My intention on this trip will be to see if the techniques used in papyrus plantations in the Mideast might provide answers to the problems now faced in Africa. I’ll be reporting back on my adventures and new experiences on this blog, so keep tuned.
Background - Papyrus in the Mideast

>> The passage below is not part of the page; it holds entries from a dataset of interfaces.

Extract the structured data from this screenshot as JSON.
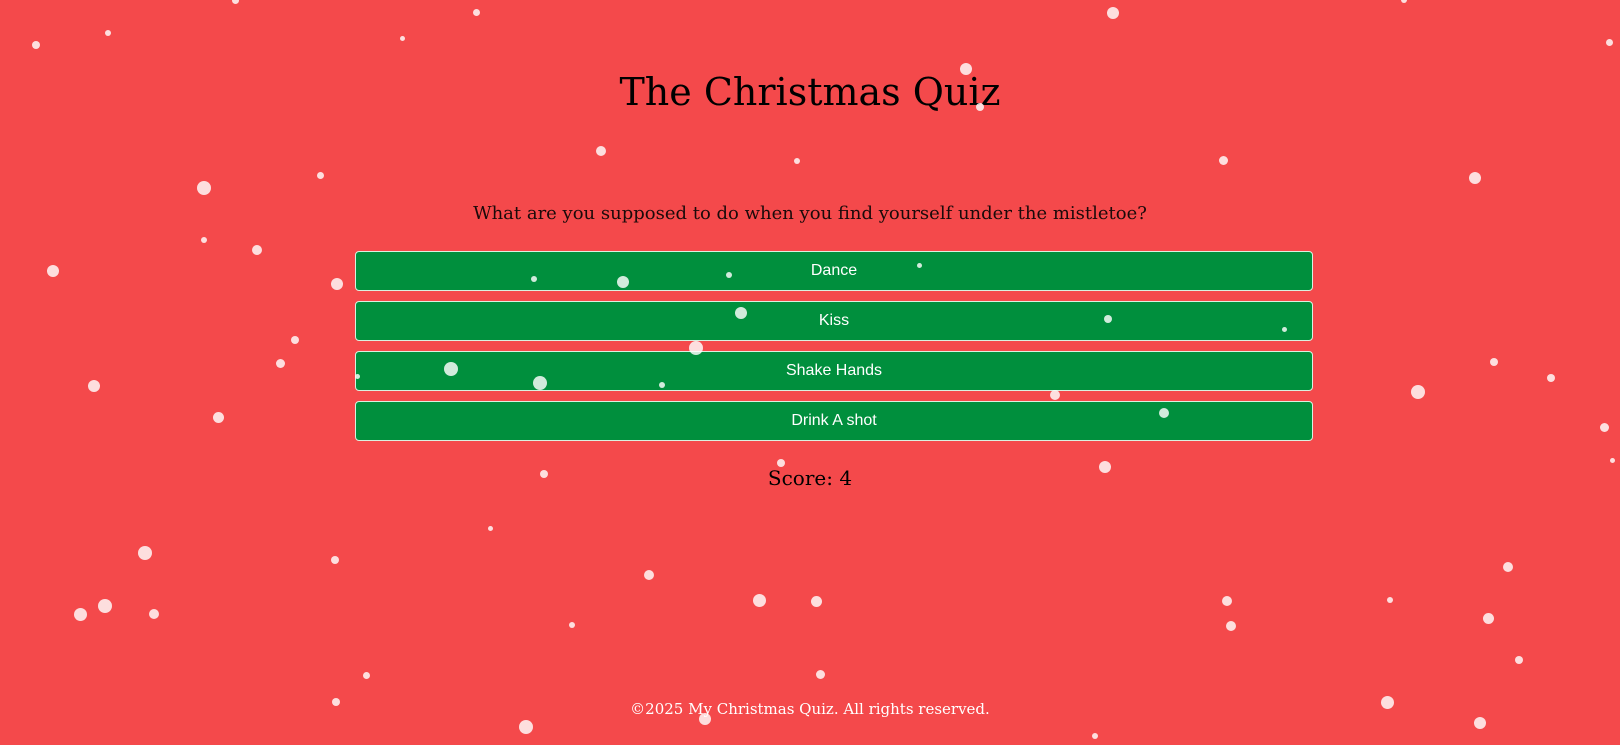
{
  "quiz": {
    "title": "The Christmas Quiz",
    "question": "What are you supposed to do when you find yourself under the mistletoe?",
    "answers": [
      {
        "label": "Dance"
      },
      {
        "label": "Kiss"
      },
      {
        "label": "Shake Hands"
      },
      {
        "label": "Drink A shot"
      }
    ],
    "score_text": "Score: 4"
  },
  "footer": {
    "text": "©2025 My Christmas Quiz. All rights reserved."
  },
  "colors": {
    "background": "#f4494b",
    "answer_button": "#008f3d",
    "answer_text": "#ffffff",
    "snow": "#ffffff"
  }
}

My interest in papyrus swamps dates back to the 70’s when I went out to Africa to study the swamps. I knew that the plant I was to study was the same as that used by the ancient Egyptians to make paper, but as I passed through Egypt I found papyrus was long gone, it had vanished from the Egyptian Nile at the end of the First Millennium. To the Saracens then in charge, it was all a matter of business, to them papyrus was hardly missed, after all, hadn’t they also introduced Chinese laid paper to the world? a product that was much easier to manufacture than papyrus paper and which was not dependant on a single species. The swamps of Egypt were converted to farms and life went on. When someone next looked around, papyrus had disappeared from Egypt. It wasn’t until the Victorian explorers went trudging through the swamps of Eastern and Central Africa that they found papyrus again. It was then the Victorian explorers began to understand that not only was papyrus alive and well, but they often had to fight their way through it in order to survive.
Papyrus is known to exist in two other areas of the world outside of Africa. It survives as small papyrus swamps on a river in Sicily where it is considered a novelty, and it also grows in the Jordan Valley, which is itself an extension of the African Rift Valley. For many years a swamp of 15,500 acres, or 24.3 square miles, prospered along the upper reaches of the Jordan River. It was called the Huleh Swamp. It was dominated by papyrus and provided a living for local Bedouins who made mats from the stems (to see a short video inside this swamp go to: http://bit.ly/6OiHzI )
Later this disaster was reversed and a significant part of the ecosystem was recovered. Now comes the good news the restored swamp (now called the Huleh Valley Nature Preserve), which is almost exclusively a papyrus ecosystem, is considered an ecological miracle. The rejuvenated swamp attracts millions of birds from Europe and N. America that pass through or overwinter there before going on to Africa. This in turn attracts hundreds of thousands of birdwatching tourists. As a result, the water quality in the Jordan River has improved and the income from tourism has significantly increased.
© Copyright 2009 John J. Gaudet, All Rights Reserved